INFORMATION PROVIDED:
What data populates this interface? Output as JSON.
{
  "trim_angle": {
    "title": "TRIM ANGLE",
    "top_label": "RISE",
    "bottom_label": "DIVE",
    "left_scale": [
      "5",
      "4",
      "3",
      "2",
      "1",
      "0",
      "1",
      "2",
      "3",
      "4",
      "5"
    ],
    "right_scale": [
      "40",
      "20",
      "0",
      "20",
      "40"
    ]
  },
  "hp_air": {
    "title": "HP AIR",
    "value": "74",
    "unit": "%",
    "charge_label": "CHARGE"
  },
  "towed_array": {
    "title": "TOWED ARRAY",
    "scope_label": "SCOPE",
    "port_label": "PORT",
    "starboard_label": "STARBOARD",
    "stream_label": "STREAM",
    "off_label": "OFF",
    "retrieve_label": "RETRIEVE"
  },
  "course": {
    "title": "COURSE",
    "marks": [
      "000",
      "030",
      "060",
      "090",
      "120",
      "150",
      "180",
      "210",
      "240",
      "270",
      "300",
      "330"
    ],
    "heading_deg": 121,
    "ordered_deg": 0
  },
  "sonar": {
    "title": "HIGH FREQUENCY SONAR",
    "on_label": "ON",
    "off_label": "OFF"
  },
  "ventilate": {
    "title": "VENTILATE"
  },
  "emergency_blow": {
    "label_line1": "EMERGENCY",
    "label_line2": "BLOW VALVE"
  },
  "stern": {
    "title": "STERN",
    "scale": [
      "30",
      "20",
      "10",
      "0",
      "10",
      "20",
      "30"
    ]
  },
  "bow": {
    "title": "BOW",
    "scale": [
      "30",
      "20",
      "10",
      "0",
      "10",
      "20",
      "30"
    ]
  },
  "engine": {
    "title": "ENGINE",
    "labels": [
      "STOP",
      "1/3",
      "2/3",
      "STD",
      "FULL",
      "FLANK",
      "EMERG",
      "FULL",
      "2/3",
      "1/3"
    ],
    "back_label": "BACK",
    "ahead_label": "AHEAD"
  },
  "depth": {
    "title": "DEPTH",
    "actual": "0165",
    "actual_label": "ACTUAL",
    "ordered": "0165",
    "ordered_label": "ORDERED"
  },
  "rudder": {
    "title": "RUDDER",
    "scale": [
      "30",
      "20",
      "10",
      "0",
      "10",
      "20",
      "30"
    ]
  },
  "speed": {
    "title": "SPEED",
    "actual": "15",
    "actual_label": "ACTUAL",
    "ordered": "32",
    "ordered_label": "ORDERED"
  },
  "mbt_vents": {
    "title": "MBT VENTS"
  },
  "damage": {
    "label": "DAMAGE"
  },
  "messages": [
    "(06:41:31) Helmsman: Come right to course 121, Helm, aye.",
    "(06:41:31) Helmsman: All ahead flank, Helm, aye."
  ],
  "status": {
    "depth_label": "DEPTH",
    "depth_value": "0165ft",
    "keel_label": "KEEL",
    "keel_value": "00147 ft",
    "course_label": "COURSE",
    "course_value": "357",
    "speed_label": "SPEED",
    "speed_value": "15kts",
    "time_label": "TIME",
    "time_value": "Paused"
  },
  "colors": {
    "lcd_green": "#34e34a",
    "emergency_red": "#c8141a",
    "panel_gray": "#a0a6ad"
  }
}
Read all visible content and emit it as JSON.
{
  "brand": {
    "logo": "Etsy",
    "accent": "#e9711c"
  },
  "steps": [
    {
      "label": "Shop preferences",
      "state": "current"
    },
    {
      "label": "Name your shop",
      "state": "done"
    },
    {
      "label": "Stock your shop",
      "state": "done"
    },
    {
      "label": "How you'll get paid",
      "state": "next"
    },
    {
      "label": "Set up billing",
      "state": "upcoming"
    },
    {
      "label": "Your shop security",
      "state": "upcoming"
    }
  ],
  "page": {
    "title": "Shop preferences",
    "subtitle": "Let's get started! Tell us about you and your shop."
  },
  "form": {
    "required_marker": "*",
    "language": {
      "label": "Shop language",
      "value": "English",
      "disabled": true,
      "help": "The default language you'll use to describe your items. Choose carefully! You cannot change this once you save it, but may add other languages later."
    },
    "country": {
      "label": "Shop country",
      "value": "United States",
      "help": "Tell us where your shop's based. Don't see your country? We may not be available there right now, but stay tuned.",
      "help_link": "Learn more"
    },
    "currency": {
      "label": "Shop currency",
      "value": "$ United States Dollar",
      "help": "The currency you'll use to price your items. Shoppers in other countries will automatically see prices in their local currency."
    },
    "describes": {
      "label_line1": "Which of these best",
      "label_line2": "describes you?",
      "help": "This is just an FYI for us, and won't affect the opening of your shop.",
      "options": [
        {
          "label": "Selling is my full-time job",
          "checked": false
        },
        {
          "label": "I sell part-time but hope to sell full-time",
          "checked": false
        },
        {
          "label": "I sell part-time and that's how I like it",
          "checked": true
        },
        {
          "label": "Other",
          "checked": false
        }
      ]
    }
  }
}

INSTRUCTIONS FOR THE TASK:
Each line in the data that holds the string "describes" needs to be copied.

EXPECTED ANSWER:
    "describes": {
      "label_line2": "describes you?",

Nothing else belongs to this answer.